YOUR ASSIGNMENT: All that is needed is each line of the entries holding the word "anda", copied as it stands.

RECORD SET:
---+---

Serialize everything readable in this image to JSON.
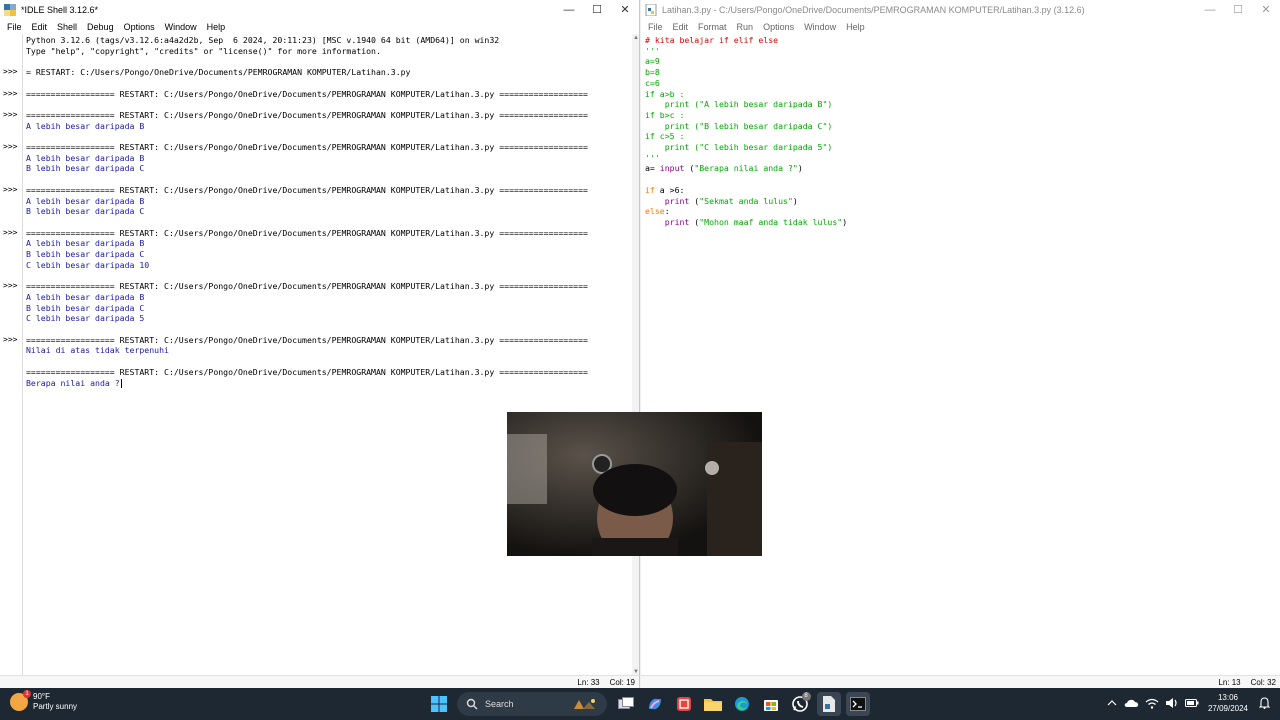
{
  "shell": {
    "title": "*IDLE Shell 3.12.6*",
    "menu": [
      "File",
      "Edit",
      "Shell",
      "Debug",
      "Options",
      "Window",
      "Help"
    ],
    "lines": [
      {
        "t": "Python 3.12.6 (tags/v3.12.6:a4a2d2b, Sep  6 2024, 20:11:23) [MSC v.1940 64 bit (AMD64)] on win32",
        "k": "n"
      },
      {
        "t": "Type \"help\", \"copyright\", \"credits\" or \"license()\" for more information.",
        "k": "n"
      },
      {
        "t": "",
        "k": "n"
      },
      {
        "t": "= RESTART: C:/Users/Pongo/OneDrive/Documents/PEMROGRAMAN KOMPUTER/Latihan.3.py",
        "k": "n"
      },
      {
        "t": "",
        "k": "n"
      },
      {
        "t": "================== RESTART: C:/Users/Pongo/OneDrive/Documents/PEMROGRAMAN KOMPUTER/Latihan.3.py ==================",
        "k": "n"
      },
      {
        "t": "",
        "k": "n"
      },
      {
        "t": "================== RESTART: C:/Users/Pongo/OneDrive/Documents/PEMROGRAMAN KOMPUTER/Latihan.3.py ==================",
        "k": "n"
      },
      {
        "t": "A lebih besar daripada B",
        "k": "o"
      },
      {
        "t": "",
        "k": "n"
      },
      {
        "t": "================== RESTART: C:/Users/Pongo/OneDrive/Documents/PEMROGRAMAN KOMPUTER/Latihan.3.py ==================",
        "k": "n"
      },
      {
        "t": "A lebih besar daripada B",
        "k": "o"
      },
      {
        "t": "B lebih besar daripada C",
        "k": "o"
      },
      {
        "t": "",
        "k": "n"
      },
      {
        "t": "================== RESTART: C:/Users/Pongo/OneDrive/Documents/PEMROGRAMAN KOMPUTER/Latihan.3.py ==================",
        "k": "n"
      },
      {
        "t": "A lebih besar daripada B",
        "k": "o"
      },
      {
        "t": "B lebih besar daripada C",
        "k": "o"
      },
      {
        "t": "",
        "k": "n"
      },
      {
        "t": "================== RESTART: C:/Users/Pongo/OneDrive/Documents/PEMROGRAMAN KOMPUTER/Latihan.3.py ==================",
        "k": "n"
      },
      {
        "t": "A lebih besar daripada B",
        "k": "o"
      },
      {
        "t": "B lebih besar daripada C",
        "k": "o"
      },
      {
        "t": "C lebih besar daripada 10",
        "k": "o"
      },
      {
        "t": "",
        "k": "n"
      },
      {
        "t": "================== RESTART: C:/Users/Pongo/OneDrive/Documents/PEMROGRAMAN KOMPUTER/Latihan.3.py ==================",
        "k": "n"
      },
      {
        "t": "A lebih besar daripada B",
        "k": "o"
      },
      {
        "t": "B lebih besar daripada C",
        "k": "o"
      },
      {
        "t": "C lebih besar daripada 5",
        "k": "o"
      },
      {
        "t": "",
        "k": "n"
      },
      {
        "t": "================== RESTART: C:/Users/Pongo/OneDrive/Documents/PEMROGRAMAN KOMPUTER/Latihan.3.py ==================",
        "k": "n"
      },
      {
        "t": "Nilai di atas tidak terpenuhi",
        "k": "o"
      },
      {
        "t": "",
        "k": "n"
      },
      {
        "t": "================== RESTART: C:/Users/Pongo/OneDrive/Documents/PEMROGRAMAN KOMPUTER/Latihan.3.py ==================",
        "k": "n"
      },
      {
        "t": "Berapa nilai anda ?",
        "k": "o"
      }
    ],
    "prompts": [
      ">>>",
      ">>>",
      ">>>",
      ">>>",
      ">>>",
      ">>>",
      ">>>",
      ">>>"
    ],
    "status_line": "Ln: 33",
    "status_col": "Col: 19"
  },
  "editor": {
    "title": "Latihan.3.py - C:/Users/Pongo/OneDrive/Documents/PEMROGRAMAN KOMPUTER/Latihan.3.py (3.12.6)",
    "menu": [
      "File",
      "Edit",
      "Format",
      "Run",
      "Options",
      "Window",
      "Help"
    ],
    "code": [
      [
        {
          "t": "# kita belajar if elif else",
          "c": "comment"
        }
      ],
      [
        {
          "t": "'''",
          "c": "str"
        }
      ],
      [
        {
          "t": "a=9",
          "c": "str"
        }
      ],
      [
        {
          "t": "b=8",
          "c": "str"
        }
      ],
      [
        {
          "t": "c=6",
          "c": "str"
        }
      ],
      [
        {
          "t": "if a>b :",
          "c": "str"
        }
      ],
      [
        {
          "t": "    print (\"A lebih besar daripada B\")",
          "c": "str"
        }
      ],
      [
        {
          "t": "if b>c :",
          "c": "str"
        }
      ],
      [
        {
          "t": "    print (\"B lebih besar daripada C\")",
          "c": "str"
        }
      ],
      [
        {
          "t": "if c>5 :",
          "c": "str"
        }
      ],
      [
        {
          "t": "    print (\"C lebih besar daripada 5\")",
          "c": "str"
        }
      ],
      [
        {
          "t": "'''",
          "c": "str"
        }
      ],
      [
        {
          "t": "a= ",
          "c": ""
        },
        {
          "t": "input",
          "c": "builtin"
        },
        {
          "t": " (",
          "c": ""
        },
        {
          "t": "\"Berapa nilai anda ?\"",
          "c": "str"
        },
        {
          "t": ")",
          "c": ""
        }
      ],
      [
        {
          "t": "",
          "c": ""
        }
      ],
      [
        {
          "t": "if",
          "c": "kw"
        },
        {
          "t": " a >6:",
          "c": ""
        }
      ],
      [
        {
          "t": "    ",
          "c": ""
        },
        {
          "t": "print",
          "c": "builtin"
        },
        {
          "t": " (",
          "c": ""
        },
        {
          "t": "\"Sekmat anda lulus\"",
          "c": "str"
        },
        {
          "t": ")",
          "c": ""
        }
      ],
      [
        {
          "t": "else",
          "c": "kw"
        },
        {
          "t": ":",
          "c": ""
        }
      ],
      [
        {
          "t": "    ",
          "c": ""
        },
        {
          "t": "print",
          "c": "builtin"
        },
        {
          "t": " (",
          "c": ""
        },
        {
          "t": "\"Mohon maaf anda tidak lulus\"",
          "c": "str"
        },
        {
          "t": ")",
          "c": ""
        }
      ]
    ],
    "status_line": "Ln: 13",
    "status_col": "Col: 32"
  },
  "taskbar": {
    "weather_temp": "90°F",
    "weather_desc": "Partly sunny",
    "weather_badge": "1",
    "search_label": "Search",
    "whatsapp_badge": "8",
    "time": "13:06",
    "date": "27/09/2024"
  },
  "colors": {
    "shell_output": "#1a1aaa",
    "comment": "#dd0000",
    "keyword": "#ff7700",
    "string": "#00aa00",
    "builtin": "#900090",
    "taskbar": "#1e2833"
  }
}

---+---

EXPECTED ANSWER:
        "t": "Berapa nilai anda ?",
          "t": "\"Berapa nilai anda ?\"",
          "t": "\"Sekmat anda lulus\"",
          "t": "\"Mohon maaf anda tidak lulus\"",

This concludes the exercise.